The result should be an exact copy of the data, free of pictures.

*** Opening GIVEN RECORDS ***

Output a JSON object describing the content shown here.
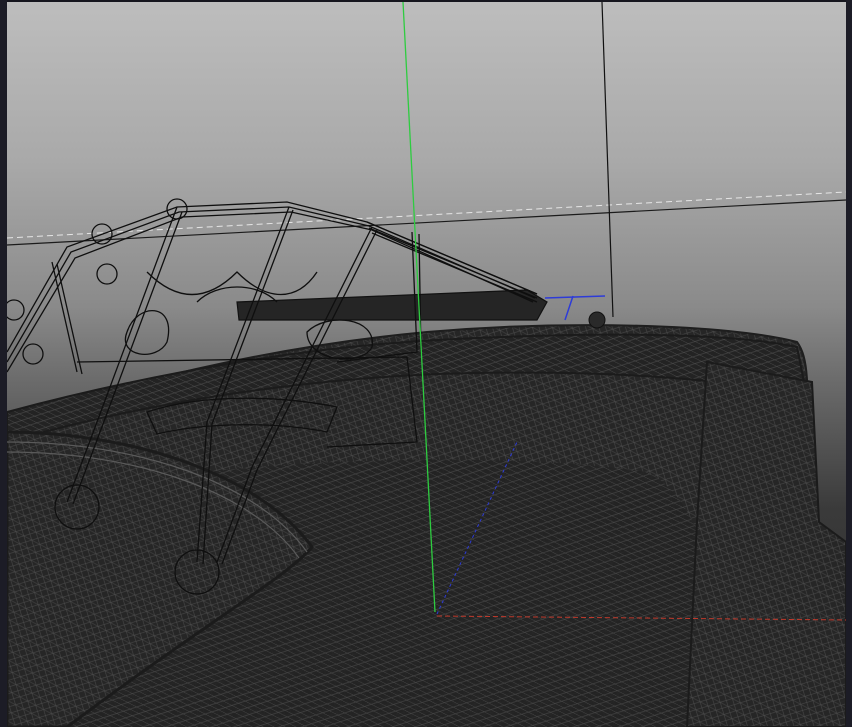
{
  "viewport": {
    "view": "perspective",
    "display_mode": "wireframe",
    "background_gradient": [
      "#bdbdbd",
      "#8a8a8a",
      "#2a2a2a"
    ],
    "wire_color": "#222222",
    "axes": {
      "x_color": "#c0392b",
      "y_color": "#2ecc40",
      "z_color": "#2d3bd8"
    },
    "manipulator_color": "#2d3bd8",
    "horizon_line_color": "#e6e6e6",
    "crosshair_color": "#111111"
  }
}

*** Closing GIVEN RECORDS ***

**SOLUTION TO THIS PROBLEM**
Output a JSON object describing the content shown here.
{
  "viewport": {
    "view": "perspective",
    "display_mode": "wireframe",
    "background_gradient": [
      "#bdbdbd",
      "#8a8a8a",
      "#2a2a2a"
    ],
    "wire_color": "#222222",
    "axes": {
      "x_color": "#c0392b",
      "y_color": "#2ecc40",
      "z_color": "#2d3bd8"
    },
    "manipulator_color": "#2d3bd8",
    "horizon_line_color": "#e6e6e6",
    "crosshair_color": "#111111"
  }
}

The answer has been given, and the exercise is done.